↓

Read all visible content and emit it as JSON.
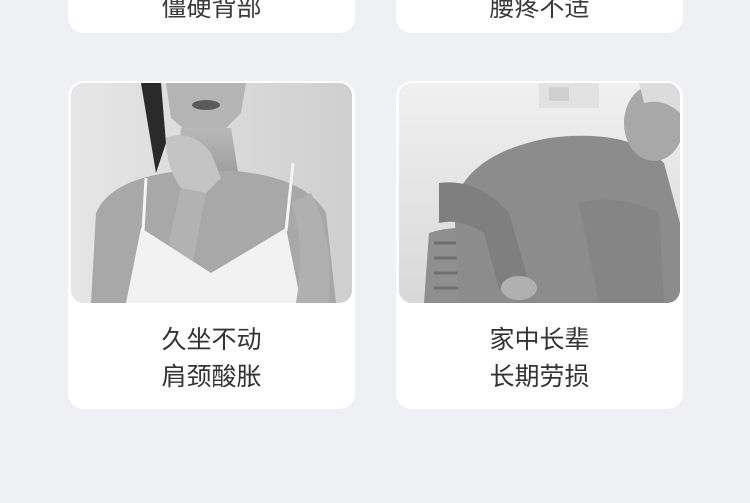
{
  "top_cards": [
    {
      "caption": "僵硬背部"
    },
    {
      "caption": "腰疼不适"
    }
  ],
  "cards": [
    {
      "image": "woman-touching-neck-photo",
      "line1": "久坐不动",
      "line2": "肩颈酸胀"
    },
    {
      "image": "elderly-man-holding-back-photo",
      "line1": "家中长辈",
      "line2": "长期劳损"
    }
  ],
  "colors": {
    "background": "#eef0f4",
    "card": "#ffffff",
    "text": "#333333"
  }
}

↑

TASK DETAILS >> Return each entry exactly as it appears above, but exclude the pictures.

TASK RESULT >>
Read all visible content and emit it as JSON.
{
  "top_cards": [
    {
      "caption": "僵硬背部"
    },
    {
      "caption": "腰疼不适"
    }
  ],
  "cards": [
    {
      "image": "woman-touching-neck-photo",
      "line1": "久坐不动",
      "line2": "肩颈酸胀"
    },
    {
      "image": "elderly-man-holding-back-photo",
      "line1": "家中长辈",
      "line2": "长期劳损"
    }
  ],
  "colors": {
    "background": "#eef0f4",
    "card": "#ffffff",
    "text": "#333333"
  }
}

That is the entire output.